The custom phase change cooler underneath the Cryo Velox cools the Core i7 CPU down to -40°C.
Benchmark crushing is a hobby that’s usually left up to extreme overclocking communities and the more eccentric R&D guys at motherboard manufacturers, with retailers standing a comfortable distance from the dry ice. However, UK PC builder Cryo has just bucked that trend by announcing that its new Velox PC will feature a Core i7 965 Extreme CPU that it’s managed to overclock to 4.8GHz with a custom phase change cooler.
The result is an incredibly fast PC that’s made a mockery of the benchmarks from our sister title, Custom PC. The Cryo PC is already at the top of the leaderboard
with an amazing score of 2,813. This is 223 points ahead of the nearest competitor; a Core i7 965 Extreme overclocked to 4.65GHz by Barron_Greenback from the UK benchmarking community Benchtec
The machine is an update to the previous record-breaking Cryo Velox
, which was overclocked to 4.65GHz using water-cooling. The revised Velox simply adds a custom-designed phase change cooler to the system to cool the CPU, while the water-cooling loop still handles the rest of the cooling duties, including the chipset and a GeForce GTX 295 graphics card.

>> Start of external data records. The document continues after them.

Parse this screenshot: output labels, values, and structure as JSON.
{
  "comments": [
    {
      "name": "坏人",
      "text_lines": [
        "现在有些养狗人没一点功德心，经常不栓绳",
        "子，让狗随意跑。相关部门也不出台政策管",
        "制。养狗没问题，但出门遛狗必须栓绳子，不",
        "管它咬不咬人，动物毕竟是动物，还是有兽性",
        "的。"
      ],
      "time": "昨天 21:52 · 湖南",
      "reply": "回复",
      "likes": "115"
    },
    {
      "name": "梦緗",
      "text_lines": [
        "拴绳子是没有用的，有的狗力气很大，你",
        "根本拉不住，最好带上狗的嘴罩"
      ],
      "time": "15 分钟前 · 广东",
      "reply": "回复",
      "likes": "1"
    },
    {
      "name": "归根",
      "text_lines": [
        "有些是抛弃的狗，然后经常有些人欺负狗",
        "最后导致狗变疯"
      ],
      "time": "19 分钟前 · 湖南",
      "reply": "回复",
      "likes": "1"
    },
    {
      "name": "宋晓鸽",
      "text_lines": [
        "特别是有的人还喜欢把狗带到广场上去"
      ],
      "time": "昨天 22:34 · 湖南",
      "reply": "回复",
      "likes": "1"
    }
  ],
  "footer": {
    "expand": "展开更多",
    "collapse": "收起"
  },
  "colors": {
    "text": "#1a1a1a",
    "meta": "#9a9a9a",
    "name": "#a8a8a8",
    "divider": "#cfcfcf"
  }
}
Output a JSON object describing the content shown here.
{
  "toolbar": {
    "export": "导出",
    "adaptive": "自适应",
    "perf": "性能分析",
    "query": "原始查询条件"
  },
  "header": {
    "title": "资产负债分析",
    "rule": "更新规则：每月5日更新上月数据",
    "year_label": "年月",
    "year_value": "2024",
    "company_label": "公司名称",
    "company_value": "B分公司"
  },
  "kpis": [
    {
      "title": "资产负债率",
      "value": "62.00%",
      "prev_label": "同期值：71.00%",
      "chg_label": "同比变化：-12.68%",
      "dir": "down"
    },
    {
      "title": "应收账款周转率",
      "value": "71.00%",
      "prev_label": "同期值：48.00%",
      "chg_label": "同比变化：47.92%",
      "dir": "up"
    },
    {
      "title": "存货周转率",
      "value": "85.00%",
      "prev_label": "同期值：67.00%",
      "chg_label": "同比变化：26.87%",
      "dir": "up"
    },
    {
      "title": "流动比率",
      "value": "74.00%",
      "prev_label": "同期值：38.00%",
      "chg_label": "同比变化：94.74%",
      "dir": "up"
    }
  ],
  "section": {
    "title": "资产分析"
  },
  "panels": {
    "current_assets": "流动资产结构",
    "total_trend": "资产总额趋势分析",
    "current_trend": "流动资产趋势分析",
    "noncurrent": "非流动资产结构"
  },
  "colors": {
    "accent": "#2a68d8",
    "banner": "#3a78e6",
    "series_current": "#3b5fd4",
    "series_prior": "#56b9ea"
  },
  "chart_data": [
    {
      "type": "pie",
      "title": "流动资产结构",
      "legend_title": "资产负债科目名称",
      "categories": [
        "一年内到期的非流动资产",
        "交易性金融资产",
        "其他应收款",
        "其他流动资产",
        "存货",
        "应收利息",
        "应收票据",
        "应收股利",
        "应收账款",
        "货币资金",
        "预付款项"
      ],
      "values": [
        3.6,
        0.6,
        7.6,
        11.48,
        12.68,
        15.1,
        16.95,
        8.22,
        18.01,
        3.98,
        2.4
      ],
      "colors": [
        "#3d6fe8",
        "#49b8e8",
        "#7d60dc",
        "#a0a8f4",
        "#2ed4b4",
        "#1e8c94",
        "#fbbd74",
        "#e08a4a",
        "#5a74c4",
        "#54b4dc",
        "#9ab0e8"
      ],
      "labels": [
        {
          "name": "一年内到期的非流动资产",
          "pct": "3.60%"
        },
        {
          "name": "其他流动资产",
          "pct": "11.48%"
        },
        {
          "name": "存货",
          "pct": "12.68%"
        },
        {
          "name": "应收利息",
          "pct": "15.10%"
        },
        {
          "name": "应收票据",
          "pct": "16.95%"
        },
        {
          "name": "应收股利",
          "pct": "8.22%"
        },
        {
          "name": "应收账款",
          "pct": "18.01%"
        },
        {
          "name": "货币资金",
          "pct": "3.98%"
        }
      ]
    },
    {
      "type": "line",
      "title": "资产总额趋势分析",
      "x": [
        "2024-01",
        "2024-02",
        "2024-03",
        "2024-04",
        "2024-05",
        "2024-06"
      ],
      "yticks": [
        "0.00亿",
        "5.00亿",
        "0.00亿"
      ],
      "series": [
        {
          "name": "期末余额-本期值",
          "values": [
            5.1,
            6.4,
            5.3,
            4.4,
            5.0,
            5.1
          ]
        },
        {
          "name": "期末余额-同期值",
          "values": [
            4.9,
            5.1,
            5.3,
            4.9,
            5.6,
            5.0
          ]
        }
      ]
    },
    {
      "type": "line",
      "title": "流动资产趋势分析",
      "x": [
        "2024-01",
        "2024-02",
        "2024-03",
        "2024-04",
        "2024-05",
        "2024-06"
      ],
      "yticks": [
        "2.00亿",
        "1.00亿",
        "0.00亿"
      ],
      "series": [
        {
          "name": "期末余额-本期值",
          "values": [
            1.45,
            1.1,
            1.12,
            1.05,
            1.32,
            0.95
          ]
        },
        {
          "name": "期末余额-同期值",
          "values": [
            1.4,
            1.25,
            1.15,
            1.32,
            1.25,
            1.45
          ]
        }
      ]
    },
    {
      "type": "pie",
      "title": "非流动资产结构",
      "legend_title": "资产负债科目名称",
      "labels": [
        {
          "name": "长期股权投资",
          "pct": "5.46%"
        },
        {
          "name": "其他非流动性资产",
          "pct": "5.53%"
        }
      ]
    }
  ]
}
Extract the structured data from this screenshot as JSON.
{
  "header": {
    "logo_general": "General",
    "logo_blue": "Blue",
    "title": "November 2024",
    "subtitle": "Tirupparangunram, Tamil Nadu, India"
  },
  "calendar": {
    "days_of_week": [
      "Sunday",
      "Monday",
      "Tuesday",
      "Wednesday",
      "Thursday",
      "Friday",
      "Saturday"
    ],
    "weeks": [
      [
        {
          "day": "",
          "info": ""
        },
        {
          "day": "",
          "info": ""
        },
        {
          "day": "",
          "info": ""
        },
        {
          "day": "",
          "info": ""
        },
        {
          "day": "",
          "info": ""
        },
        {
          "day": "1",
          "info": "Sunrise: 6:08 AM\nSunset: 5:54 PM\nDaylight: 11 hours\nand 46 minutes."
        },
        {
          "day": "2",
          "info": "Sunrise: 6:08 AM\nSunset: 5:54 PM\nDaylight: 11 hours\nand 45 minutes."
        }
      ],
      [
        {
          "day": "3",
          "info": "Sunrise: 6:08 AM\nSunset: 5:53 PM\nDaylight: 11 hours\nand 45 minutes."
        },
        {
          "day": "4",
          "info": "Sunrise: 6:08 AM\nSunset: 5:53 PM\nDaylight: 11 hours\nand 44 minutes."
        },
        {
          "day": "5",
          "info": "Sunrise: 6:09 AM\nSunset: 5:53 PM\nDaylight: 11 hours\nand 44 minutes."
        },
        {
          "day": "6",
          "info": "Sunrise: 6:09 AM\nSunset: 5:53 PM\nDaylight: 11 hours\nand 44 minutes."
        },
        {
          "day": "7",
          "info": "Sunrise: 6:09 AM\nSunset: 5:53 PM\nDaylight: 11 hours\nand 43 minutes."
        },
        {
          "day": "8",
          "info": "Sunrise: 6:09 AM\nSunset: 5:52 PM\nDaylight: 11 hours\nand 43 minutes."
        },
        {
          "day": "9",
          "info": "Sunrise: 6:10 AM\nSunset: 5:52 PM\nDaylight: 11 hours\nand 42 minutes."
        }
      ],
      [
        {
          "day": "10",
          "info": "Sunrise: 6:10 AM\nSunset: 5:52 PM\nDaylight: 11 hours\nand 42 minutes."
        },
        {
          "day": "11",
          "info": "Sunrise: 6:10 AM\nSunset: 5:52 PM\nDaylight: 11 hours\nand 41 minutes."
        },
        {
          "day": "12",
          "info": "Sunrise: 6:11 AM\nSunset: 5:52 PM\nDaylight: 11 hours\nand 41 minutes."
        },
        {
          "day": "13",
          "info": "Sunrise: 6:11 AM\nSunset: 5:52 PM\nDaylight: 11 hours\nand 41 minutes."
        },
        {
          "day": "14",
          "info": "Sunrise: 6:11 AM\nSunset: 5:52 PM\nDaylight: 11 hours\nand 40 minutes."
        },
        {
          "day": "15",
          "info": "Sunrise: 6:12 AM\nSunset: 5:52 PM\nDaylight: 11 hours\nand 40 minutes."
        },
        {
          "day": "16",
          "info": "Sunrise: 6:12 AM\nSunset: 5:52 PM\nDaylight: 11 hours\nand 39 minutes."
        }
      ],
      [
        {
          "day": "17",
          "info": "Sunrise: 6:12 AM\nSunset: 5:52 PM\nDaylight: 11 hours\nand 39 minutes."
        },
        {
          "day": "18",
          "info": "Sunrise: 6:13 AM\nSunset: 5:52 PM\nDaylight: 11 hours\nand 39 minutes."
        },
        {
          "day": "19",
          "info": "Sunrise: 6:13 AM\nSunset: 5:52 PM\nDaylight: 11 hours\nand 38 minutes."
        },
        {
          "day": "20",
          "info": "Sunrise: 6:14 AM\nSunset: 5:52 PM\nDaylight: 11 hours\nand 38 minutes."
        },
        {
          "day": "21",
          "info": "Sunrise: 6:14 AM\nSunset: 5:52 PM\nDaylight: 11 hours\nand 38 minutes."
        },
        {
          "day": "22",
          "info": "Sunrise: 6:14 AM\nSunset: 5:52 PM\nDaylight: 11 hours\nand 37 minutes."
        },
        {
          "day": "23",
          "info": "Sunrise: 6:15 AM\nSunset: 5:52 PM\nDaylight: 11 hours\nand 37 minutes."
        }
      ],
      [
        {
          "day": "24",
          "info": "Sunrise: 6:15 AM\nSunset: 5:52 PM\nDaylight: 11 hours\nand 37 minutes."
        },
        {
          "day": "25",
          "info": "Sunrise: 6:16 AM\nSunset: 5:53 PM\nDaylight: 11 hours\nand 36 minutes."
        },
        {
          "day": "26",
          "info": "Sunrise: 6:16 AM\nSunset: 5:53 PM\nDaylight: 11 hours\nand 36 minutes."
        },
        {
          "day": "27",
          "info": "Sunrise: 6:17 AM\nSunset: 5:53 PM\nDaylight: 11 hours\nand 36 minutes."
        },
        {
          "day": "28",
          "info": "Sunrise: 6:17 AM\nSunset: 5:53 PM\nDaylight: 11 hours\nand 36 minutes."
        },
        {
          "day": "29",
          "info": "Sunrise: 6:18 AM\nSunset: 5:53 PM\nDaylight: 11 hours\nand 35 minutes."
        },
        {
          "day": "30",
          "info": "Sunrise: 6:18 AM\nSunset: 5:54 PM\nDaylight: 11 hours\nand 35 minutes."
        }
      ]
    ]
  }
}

Explaining the difference between the Cryo cooler and an off-the-shelf cooler such as a VapoChill unit, Cryo’s Alan Johnson said that "we use different gases and a more powerful compressor. It’s something that we’ve had to work rather hard on in the last three months, as the new Core i7 puts out quite a lot of heat.
" Johnson says that the Cryo cooler manages to keep the CPU temperature down to -40°C, and says that it doesn’t make too much noise either.
The 4.8GHz overclock was achieved by adjusting both the Quick Path Interconnect frequency and the multiplier, and the prototype machine used for testing also featured 3GB of Corsair PC3-16000 overclocked to 2.133GHz. So could customers buy a Cryo Velox PC readily overclocked to 4.8GHz. "They could,
" says Johnson, adding that "we will provide profiles at those kinds of speeds.
However, he notes that the speeds used to get high benchmark speeds will result in a machine that’s "right on the edge of stability; you can’t guarantee that it will be stable for everything you might want to do with it.
" Johnson says that commercial machines are more likely to be clocked at a still impressive frequency of 4.5GHz.
Meanwhile, a 120GB OCZ Core V2 SSD handles storage duties, and this is bolstered by a RAID 0 array of two 1TB Seagate 7200.12 drives. The Velox will also come with Windows Vista Home Premium 64-bit, although the benchmarks were run using the 32-bit version of Windows XP.
The Velox is housed inside a modded Lian Li A70 case, which has been adjusted to accommodate the phase change cooler underneath, while a triple-radiator sits on the top.
The Cryo Velox costs £3,995 for the default spec and can be ordered from here
. Is this a fair price for an incredibly fast PC? Would you rather buy a pre-overclocked machine or overclock it yourself? Let us know your thoughts in the forums